Selective disregard is related to information overwhelm in that they both concern the brains propensity for ignoring things it doesnt deem crucial to the matter at hand.

Have you ever been walking down the street, lost in your own thoughts, only to have a good friend appear, as if by magic, a foot in front of you saying theyve been calling your name and waving for the past minute?

This decision-making by our brain (to ignore things it doesnt think are important) is the basis for selective disregard. Because we rely so heavily on visual stimuli being noticed by our prospective customers, its a massive problem for online advertising and marketers in general.

Youve probably read a few case studies that say testing the wording or subtle color differences in your landing pages or website can improve your conversion rates by some crazy percent.

Theyre not wrong. Its always worth a shot. But the truth of the matter is this: those subtle changes probably wont be noticed by your customers. Any advertisement you create that doesnt stand out like a clown in an office meeting is not only unlikely to be clicked on but is unlikely even to be seen.

Actionable ways you can implement this psychological factor:

Rather than using this psychological factor to improve conversion, you simply need to be aware of it:

  • When creating online advertisements, make sure youre standing out. Consider color contrast, simplicity, and message.
  • Every usability or design adjustment you make to your website, funnel, or dashboard needs to be obvious.
  • Before throwing out inconclusive (or even failed) tests, first determine if the test was really likely to be noticed by visitors. If not, run it again in an exaggerated way.

5. The Law of Past Experience
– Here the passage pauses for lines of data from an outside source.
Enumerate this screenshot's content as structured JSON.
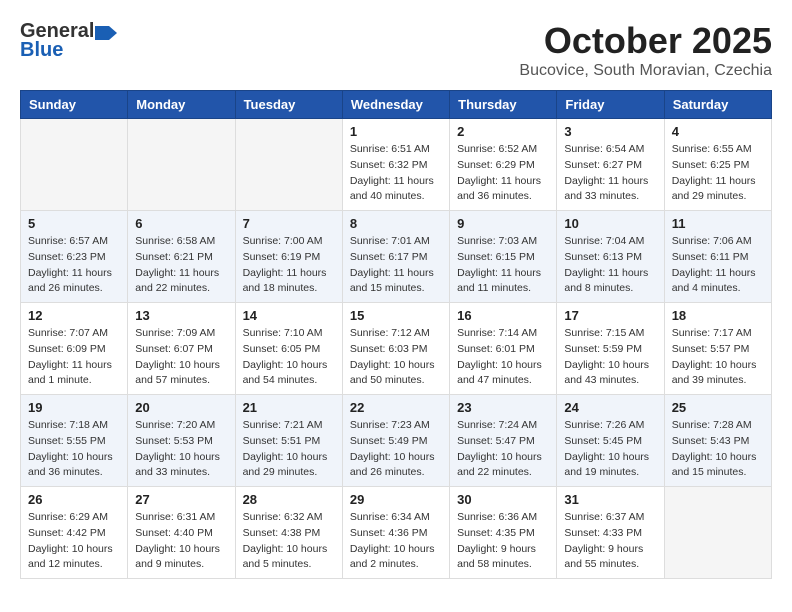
{
  "header": {
    "logo_general": "General",
    "logo_blue": "Blue",
    "title": "October 2025",
    "subtitle": "Bucovice, South Moravian, Czechia"
  },
  "calendar": {
    "days_of_week": [
      "Sunday",
      "Monday",
      "Tuesday",
      "Wednesday",
      "Thursday",
      "Friday",
      "Saturday"
    ],
    "weeks": [
      [
        {
          "day": "",
          "info": ""
        },
        {
          "day": "",
          "info": ""
        },
        {
          "day": "",
          "info": ""
        },
        {
          "day": "1",
          "info": "Sunrise: 6:51 AM\nSunset: 6:32 PM\nDaylight: 11 hours\nand 40 minutes."
        },
        {
          "day": "2",
          "info": "Sunrise: 6:52 AM\nSunset: 6:29 PM\nDaylight: 11 hours\nand 36 minutes."
        },
        {
          "day": "3",
          "info": "Sunrise: 6:54 AM\nSunset: 6:27 PM\nDaylight: 11 hours\nand 33 minutes."
        },
        {
          "day": "4",
          "info": "Sunrise: 6:55 AM\nSunset: 6:25 PM\nDaylight: 11 hours\nand 29 minutes."
        }
      ],
      [
        {
          "day": "5",
          "info": "Sunrise: 6:57 AM\nSunset: 6:23 PM\nDaylight: 11 hours\nand 26 minutes."
        },
        {
          "day": "6",
          "info": "Sunrise: 6:58 AM\nSunset: 6:21 PM\nDaylight: 11 hours\nand 22 minutes."
        },
        {
          "day": "7",
          "info": "Sunrise: 7:00 AM\nSunset: 6:19 PM\nDaylight: 11 hours\nand 18 minutes."
        },
        {
          "day": "8",
          "info": "Sunrise: 7:01 AM\nSunset: 6:17 PM\nDaylight: 11 hours\nand 15 minutes."
        },
        {
          "day": "9",
          "info": "Sunrise: 7:03 AM\nSunset: 6:15 PM\nDaylight: 11 hours\nand 11 minutes."
        },
        {
          "day": "10",
          "info": "Sunrise: 7:04 AM\nSunset: 6:13 PM\nDaylight: 11 hours\nand 8 minutes."
        },
        {
          "day": "11",
          "info": "Sunrise: 7:06 AM\nSunset: 6:11 PM\nDaylight: 11 hours\nand 4 minutes."
        }
      ],
      [
        {
          "day": "12",
          "info": "Sunrise: 7:07 AM\nSunset: 6:09 PM\nDaylight: 11 hours\nand 1 minute."
        },
        {
          "day": "13",
          "info": "Sunrise: 7:09 AM\nSunset: 6:07 PM\nDaylight: 10 hours\nand 57 minutes."
        },
        {
          "day": "14",
          "info": "Sunrise: 7:10 AM\nSunset: 6:05 PM\nDaylight: 10 hours\nand 54 minutes."
        },
        {
          "day": "15",
          "info": "Sunrise: 7:12 AM\nSunset: 6:03 PM\nDaylight: 10 hours\nand 50 minutes."
        },
        {
          "day": "16",
          "info": "Sunrise: 7:14 AM\nSunset: 6:01 PM\nDaylight: 10 hours\nand 47 minutes."
        },
        {
          "day": "17",
          "info": "Sunrise: 7:15 AM\nSunset: 5:59 PM\nDaylight: 10 hours\nand 43 minutes."
        },
        {
          "day": "18",
          "info": "Sunrise: 7:17 AM\nSunset: 5:57 PM\nDaylight: 10 hours\nand 39 minutes."
        }
      ],
      [
        {
          "day": "19",
          "info": "Sunrise: 7:18 AM\nSunset: 5:55 PM\nDaylight: 10 hours\nand 36 minutes."
        },
        {
          "day": "20",
          "info": "Sunrise: 7:20 AM\nSunset: 5:53 PM\nDaylight: 10 hours\nand 33 minutes."
        },
        {
          "day": "21",
          "info": "Sunrise: 7:21 AM\nSunset: 5:51 PM\nDaylight: 10 hours\nand 29 minutes."
        },
        {
          "day": "22",
          "info": "Sunrise: 7:23 AM\nSunset: 5:49 PM\nDaylight: 10 hours\nand 26 minutes."
        },
        {
          "day": "23",
          "info": "Sunrise: 7:24 AM\nSunset: 5:47 PM\nDaylight: 10 hours\nand 22 minutes."
        },
        {
          "day": "24",
          "info": "Sunrise: 7:26 AM\nSunset: 5:45 PM\nDaylight: 10 hours\nand 19 minutes."
        },
        {
          "day": "25",
          "info": "Sunrise: 7:28 AM\nSunset: 5:43 PM\nDaylight: 10 hours\nand 15 minutes."
        }
      ],
      [
        {
          "day": "26",
          "info": "Sunrise: 6:29 AM\nSunset: 4:42 PM\nDaylight: 10 hours\nand 12 minutes."
        },
        {
          "day": "27",
          "info": "Sunrise: 6:31 AM\nSunset: 4:40 PM\nDaylight: 10 hours\nand 9 minutes."
        },
        {
          "day": "28",
          "info": "Sunrise: 6:32 AM\nSunset: 4:38 PM\nDaylight: 10 hours\nand 5 minutes."
        },
        {
          "day": "29",
          "info": "Sunrise: 6:34 AM\nSunset: 4:36 PM\nDaylight: 10 hours\nand 2 minutes."
        },
        {
          "day": "30",
          "info": "Sunrise: 6:36 AM\nSunset: 4:35 PM\nDaylight: 9 hours\nand 58 minutes."
        },
        {
          "day": "31",
          "info": "Sunrise: 6:37 AM\nSunset: 4:33 PM\nDaylight: 9 hours\nand 55 minutes."
        },
        {
          "day": "",
          "info": ""
        }
      ]
    ]
  }
}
Your website visitors arent children, experiencing the internet and the role of a consumer for the first time. Theyre individual people with histories, beliefs, and assumptions that you can anticipate. This, if taken into account, can frame the way you present your brand.
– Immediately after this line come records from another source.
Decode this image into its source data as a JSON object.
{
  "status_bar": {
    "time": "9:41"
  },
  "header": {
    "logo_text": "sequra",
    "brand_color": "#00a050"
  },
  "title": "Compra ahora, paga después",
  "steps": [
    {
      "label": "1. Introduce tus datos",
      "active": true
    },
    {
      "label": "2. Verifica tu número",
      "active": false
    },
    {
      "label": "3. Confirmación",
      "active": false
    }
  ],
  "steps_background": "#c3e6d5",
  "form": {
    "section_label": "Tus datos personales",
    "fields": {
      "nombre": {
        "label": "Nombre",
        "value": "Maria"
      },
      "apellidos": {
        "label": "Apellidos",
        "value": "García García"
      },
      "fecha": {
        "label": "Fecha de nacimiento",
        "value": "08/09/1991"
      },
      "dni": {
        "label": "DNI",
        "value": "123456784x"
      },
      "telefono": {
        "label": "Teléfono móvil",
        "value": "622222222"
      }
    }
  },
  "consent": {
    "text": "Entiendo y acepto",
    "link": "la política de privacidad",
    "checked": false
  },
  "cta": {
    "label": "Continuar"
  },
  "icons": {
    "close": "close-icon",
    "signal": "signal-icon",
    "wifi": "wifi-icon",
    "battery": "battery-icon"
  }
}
The law of past experience (also called the concept of mental models) is essentially the idea that our previous experiences influence our current ones.
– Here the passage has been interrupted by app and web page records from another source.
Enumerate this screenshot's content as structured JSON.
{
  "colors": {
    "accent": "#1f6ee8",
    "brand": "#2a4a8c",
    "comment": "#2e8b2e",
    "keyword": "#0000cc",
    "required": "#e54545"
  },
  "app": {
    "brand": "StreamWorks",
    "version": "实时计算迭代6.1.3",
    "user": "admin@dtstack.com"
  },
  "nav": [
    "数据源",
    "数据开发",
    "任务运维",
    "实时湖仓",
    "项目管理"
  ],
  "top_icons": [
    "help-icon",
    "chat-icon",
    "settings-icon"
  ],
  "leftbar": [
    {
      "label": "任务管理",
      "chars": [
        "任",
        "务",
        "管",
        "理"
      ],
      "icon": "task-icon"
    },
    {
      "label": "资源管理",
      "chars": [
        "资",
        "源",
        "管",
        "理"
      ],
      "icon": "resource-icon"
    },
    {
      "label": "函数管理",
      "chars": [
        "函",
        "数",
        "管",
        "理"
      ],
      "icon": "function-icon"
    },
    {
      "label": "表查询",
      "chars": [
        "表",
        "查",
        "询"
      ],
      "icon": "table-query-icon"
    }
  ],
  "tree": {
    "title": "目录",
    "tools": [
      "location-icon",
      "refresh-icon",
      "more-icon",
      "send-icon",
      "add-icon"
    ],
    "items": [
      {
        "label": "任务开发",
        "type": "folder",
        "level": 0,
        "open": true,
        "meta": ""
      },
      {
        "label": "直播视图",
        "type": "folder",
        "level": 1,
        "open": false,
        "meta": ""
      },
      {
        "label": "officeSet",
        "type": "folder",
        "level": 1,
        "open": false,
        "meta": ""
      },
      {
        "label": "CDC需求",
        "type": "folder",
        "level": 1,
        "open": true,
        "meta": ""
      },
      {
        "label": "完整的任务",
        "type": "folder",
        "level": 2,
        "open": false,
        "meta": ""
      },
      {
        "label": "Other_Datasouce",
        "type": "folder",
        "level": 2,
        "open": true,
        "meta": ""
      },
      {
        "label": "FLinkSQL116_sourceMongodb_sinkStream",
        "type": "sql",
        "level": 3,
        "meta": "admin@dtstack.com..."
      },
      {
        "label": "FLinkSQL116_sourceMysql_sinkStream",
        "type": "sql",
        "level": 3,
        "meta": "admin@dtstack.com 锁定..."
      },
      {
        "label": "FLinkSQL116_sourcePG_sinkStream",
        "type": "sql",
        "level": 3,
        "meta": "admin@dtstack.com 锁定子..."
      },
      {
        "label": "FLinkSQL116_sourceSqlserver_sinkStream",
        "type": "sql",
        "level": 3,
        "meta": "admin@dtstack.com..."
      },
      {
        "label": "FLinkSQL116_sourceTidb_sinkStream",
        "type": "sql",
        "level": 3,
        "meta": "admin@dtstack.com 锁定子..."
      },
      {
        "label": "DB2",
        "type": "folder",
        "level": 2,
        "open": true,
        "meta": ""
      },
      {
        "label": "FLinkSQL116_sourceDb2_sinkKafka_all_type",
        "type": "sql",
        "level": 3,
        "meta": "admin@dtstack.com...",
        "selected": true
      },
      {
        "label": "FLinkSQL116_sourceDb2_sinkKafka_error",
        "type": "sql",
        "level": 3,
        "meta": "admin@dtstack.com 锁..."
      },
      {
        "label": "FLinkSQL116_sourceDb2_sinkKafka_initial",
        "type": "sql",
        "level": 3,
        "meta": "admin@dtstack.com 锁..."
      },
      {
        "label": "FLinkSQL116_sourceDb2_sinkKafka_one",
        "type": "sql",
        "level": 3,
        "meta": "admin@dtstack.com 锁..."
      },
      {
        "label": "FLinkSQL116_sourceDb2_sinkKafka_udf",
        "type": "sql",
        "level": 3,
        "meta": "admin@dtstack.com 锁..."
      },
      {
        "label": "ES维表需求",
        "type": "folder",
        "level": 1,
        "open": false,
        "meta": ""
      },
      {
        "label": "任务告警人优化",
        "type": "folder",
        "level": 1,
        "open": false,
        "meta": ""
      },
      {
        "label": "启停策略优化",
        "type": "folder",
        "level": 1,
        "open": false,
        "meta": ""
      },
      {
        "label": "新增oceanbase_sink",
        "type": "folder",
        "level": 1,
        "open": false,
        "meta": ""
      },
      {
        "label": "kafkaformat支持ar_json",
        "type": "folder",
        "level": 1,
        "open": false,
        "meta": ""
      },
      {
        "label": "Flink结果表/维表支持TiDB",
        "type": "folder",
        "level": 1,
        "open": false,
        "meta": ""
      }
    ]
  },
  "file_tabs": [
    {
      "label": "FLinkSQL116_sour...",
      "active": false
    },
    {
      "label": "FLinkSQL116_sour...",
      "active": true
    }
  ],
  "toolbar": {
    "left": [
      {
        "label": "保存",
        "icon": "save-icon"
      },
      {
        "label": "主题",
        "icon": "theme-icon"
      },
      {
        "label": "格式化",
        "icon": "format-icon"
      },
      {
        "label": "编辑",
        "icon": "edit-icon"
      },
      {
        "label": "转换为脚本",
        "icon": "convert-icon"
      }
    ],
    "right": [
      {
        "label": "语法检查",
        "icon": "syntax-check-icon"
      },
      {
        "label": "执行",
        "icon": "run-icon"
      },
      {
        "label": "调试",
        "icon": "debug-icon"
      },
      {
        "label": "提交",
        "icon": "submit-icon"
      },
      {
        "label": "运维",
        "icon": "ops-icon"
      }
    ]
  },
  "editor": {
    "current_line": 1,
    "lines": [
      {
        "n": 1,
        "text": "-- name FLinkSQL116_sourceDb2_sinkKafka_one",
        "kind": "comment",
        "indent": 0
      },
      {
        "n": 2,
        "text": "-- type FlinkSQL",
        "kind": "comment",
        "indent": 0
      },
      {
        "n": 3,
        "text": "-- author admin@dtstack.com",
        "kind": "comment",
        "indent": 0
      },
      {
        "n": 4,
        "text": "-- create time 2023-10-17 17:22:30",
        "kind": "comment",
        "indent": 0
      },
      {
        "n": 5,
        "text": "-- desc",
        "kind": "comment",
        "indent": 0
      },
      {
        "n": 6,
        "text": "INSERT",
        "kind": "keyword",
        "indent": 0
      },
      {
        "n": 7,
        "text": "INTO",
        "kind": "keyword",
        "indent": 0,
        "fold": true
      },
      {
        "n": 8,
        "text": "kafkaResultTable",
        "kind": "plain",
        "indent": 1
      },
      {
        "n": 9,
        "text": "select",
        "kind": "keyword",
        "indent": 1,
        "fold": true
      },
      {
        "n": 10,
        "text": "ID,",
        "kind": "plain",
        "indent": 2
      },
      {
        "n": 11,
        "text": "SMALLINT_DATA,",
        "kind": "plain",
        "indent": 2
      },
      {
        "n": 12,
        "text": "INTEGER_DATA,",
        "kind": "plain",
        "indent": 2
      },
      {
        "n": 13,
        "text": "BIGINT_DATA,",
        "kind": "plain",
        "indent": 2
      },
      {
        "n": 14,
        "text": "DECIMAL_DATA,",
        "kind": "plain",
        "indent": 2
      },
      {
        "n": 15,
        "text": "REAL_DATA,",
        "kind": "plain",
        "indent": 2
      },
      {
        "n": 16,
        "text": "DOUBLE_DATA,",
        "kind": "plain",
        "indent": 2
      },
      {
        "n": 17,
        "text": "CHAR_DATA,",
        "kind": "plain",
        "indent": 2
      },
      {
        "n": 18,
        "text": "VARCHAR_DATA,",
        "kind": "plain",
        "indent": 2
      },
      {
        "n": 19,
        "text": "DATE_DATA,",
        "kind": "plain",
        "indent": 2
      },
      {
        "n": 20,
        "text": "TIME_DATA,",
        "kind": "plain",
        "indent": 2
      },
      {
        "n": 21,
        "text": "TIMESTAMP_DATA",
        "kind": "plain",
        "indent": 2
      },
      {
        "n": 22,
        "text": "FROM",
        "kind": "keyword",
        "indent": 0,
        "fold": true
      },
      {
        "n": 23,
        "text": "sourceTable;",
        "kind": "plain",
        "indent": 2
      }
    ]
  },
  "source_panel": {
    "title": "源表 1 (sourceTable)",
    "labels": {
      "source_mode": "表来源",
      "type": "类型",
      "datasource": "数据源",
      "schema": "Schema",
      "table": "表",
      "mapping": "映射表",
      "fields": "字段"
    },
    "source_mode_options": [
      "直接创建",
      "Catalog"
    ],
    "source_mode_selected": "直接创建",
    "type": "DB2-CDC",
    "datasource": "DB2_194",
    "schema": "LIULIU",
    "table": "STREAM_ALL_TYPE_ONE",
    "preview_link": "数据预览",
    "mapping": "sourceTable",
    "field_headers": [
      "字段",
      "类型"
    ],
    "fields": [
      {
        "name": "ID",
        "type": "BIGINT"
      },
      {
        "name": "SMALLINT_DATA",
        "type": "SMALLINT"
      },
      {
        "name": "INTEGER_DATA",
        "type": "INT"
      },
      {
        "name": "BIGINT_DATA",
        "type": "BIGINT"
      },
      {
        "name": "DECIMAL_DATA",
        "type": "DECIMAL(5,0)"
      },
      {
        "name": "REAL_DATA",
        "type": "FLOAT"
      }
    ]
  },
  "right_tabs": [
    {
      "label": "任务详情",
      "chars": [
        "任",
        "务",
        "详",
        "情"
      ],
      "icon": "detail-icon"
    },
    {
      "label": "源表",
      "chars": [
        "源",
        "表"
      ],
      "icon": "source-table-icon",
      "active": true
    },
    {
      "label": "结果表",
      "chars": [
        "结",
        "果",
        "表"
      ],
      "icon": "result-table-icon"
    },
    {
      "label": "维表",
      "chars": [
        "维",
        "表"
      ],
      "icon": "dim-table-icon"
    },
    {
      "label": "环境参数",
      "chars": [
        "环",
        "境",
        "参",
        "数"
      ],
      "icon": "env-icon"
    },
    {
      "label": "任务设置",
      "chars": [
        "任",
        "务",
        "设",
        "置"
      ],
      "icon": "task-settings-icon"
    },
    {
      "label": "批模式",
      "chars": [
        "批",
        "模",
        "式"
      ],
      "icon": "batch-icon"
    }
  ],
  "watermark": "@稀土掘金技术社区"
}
This is common sense: If I had a bad customer service experience with a cable company, then Im far less likely to buy from them in the future. If I knew a bully named Jeffrey in high school, its unlikely Ill name my child Jeffrey.

You might think, then, that the law of past experience would be tough to take advantage of in a customer-centric way — that each and every experience for each and every one of your prospective customers would influence them in different ways.

And yet, some past experiences — like red means stop or that someone with a badge is an authority figure — are universal and can be used by your brand to optimize your website.

An e-commerce company was seeking to improve click-through on their Add-to-cartCTA button. The test they ran looked like this:

comparison of three add to cart buttons

As you can tell, Variation 1 resembles the Add To CartCTA used by Amazon and Shopify. This variation improved click-through by 49 percent.

Though this sites visitors knew what all the CTA buttons meant, they knew and understood the middle icon more fully. They were more comfortable with the norm.

This is the law of past experience in action. Innovation and change are all well and good, but sometimes breaking the mold confuses and alienates prospective customers.

Actionable ways you can implement this psychological factor:

  • If you have a large competitor, differentiate yourself in ways that dont break entirely from the mold — particularly if youre looking to stealtheir customers.
  • Before running your next courageous A/B test, consider if youre being overly innovative first. Will people feel comfortable with what youre doing and why?
  • Consider your target market before jumping into website redesign. Are they likely to be quick learners or are they more susceptible to confusion?

Over to You

Weve just taken the first bite of the apple that is psychological conversion optimization. These five are some of the most influential, but theyre by no means the full extent of psychological factors that affect your website traffic.

A lot of this is pretty academic (and can be a tad dry) but I encourage you to do some reading on the subject. Your prospective customers (and bottom line) will thank you.

Further Reading: